What actually got me pondering Aube versus Marne in Bert Celce’s Ruppert-Leroy article was the house, built by the vigneron, Emmanuel Leroy. It looks (from the photos) like my house in rural North Carolina, which my dad built over thirty years, out of excess lumber from various construction jobs. You know what I’ve never seen in the Marne? A handmade wood house built by the vigneron. This is a statement, not a judgement. I’m looking forward to meeting the Ruppert-Leroys. I have a feeling we’re going to get along.

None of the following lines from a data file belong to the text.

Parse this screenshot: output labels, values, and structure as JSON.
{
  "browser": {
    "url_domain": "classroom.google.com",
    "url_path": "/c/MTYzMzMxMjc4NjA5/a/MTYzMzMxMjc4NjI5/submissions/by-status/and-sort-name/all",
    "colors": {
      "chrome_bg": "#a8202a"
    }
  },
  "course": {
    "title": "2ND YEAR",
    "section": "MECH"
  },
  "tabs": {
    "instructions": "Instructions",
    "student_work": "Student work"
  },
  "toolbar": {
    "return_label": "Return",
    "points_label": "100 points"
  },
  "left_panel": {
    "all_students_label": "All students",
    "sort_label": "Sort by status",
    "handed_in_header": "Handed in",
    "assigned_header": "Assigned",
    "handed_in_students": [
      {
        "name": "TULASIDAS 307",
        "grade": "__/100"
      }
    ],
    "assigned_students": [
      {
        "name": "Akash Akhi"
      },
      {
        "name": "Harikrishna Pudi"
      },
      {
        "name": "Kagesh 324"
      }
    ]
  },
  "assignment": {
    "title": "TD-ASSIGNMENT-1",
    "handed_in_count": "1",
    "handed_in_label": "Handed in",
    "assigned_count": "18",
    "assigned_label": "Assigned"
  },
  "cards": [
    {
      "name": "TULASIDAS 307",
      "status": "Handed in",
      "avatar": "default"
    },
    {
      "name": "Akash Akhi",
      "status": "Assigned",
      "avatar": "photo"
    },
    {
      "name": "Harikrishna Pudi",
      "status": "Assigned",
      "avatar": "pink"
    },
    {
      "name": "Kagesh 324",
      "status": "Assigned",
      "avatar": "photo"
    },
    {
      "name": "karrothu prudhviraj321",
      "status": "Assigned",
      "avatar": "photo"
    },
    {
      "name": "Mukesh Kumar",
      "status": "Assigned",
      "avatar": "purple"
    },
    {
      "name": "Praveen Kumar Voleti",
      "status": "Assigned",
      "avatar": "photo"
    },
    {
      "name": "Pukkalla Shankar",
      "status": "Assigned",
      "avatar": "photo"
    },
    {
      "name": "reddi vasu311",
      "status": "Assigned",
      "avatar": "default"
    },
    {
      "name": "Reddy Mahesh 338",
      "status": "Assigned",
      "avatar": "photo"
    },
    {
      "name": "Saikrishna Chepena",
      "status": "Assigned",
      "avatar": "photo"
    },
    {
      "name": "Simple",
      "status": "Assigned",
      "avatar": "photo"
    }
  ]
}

Continuing my week of pondering (and drinking) Champagne, I watched this movie. It’s not the best documentary in the world, but it delivers an accurate step by step account of the way Champagne is made. If you watch its companion piece called “A year in Burgundy” you begin see that Champagne is truly unusual. For example, in Burgundy, harvest date is of paramount importance. Visiting Burgundy right after the harvest, which I did recently, it became second nature to ask every grower vous avez commencé la vendange quand, exactement? In Burgundy, the date of harvest is always a gamble, and the growers choose when they begin, after careful analysis of the grapes, and scrutiny of the weather. In Champagne, the CIVC dictates for every village when the harvest begins and ends, along with how much juice can be squeezed out of the grapes, and what percentage of that juice is cuvée (first pressed juice) and what percentage is taille (second pressed juice).

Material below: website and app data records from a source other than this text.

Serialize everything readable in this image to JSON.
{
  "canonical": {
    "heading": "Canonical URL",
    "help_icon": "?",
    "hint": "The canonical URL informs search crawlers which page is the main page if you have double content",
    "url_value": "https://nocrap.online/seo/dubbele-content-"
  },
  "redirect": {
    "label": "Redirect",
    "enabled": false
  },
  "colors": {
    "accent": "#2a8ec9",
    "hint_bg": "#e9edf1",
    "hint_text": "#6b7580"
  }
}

Two things leapt out at me watching “A Year in Champagne”. The first was that there was no mention whatsoever of the movement toward better farming, which probably stands to reason given it’s a microscopic percentage that farms organically. There were several depictions of vine treatments, including a comment about the outlawing of crop-dusting helicopters, which happened in (I think) 2012 or thereabouts. It seemed taken for granted that vines would be treated conventionally. An example: apparently, according to this film, one of the big problems with rain close to harvest is that it washes away the pesticides covering leaves and grapes. It didn’t bother me that the makers of this film passed over the wave of better farming taking place in the region. However, I do feel that not to mention those who make great Champagne through good farming (rather than through extensive blending), is not to touch what makes the region exciting today. Champagne is changing; in 2015 it’s a thrilling place to seek out new domaines because there are so many more growers than there were ten years ago who are working their soils and respecting their terroirs.
The second thing that leapt out at me was that there was absolutely no mention of the Aube; the camera focuses in on a map of the Champagne region, a map that conveniently ends a few inches below Vertus.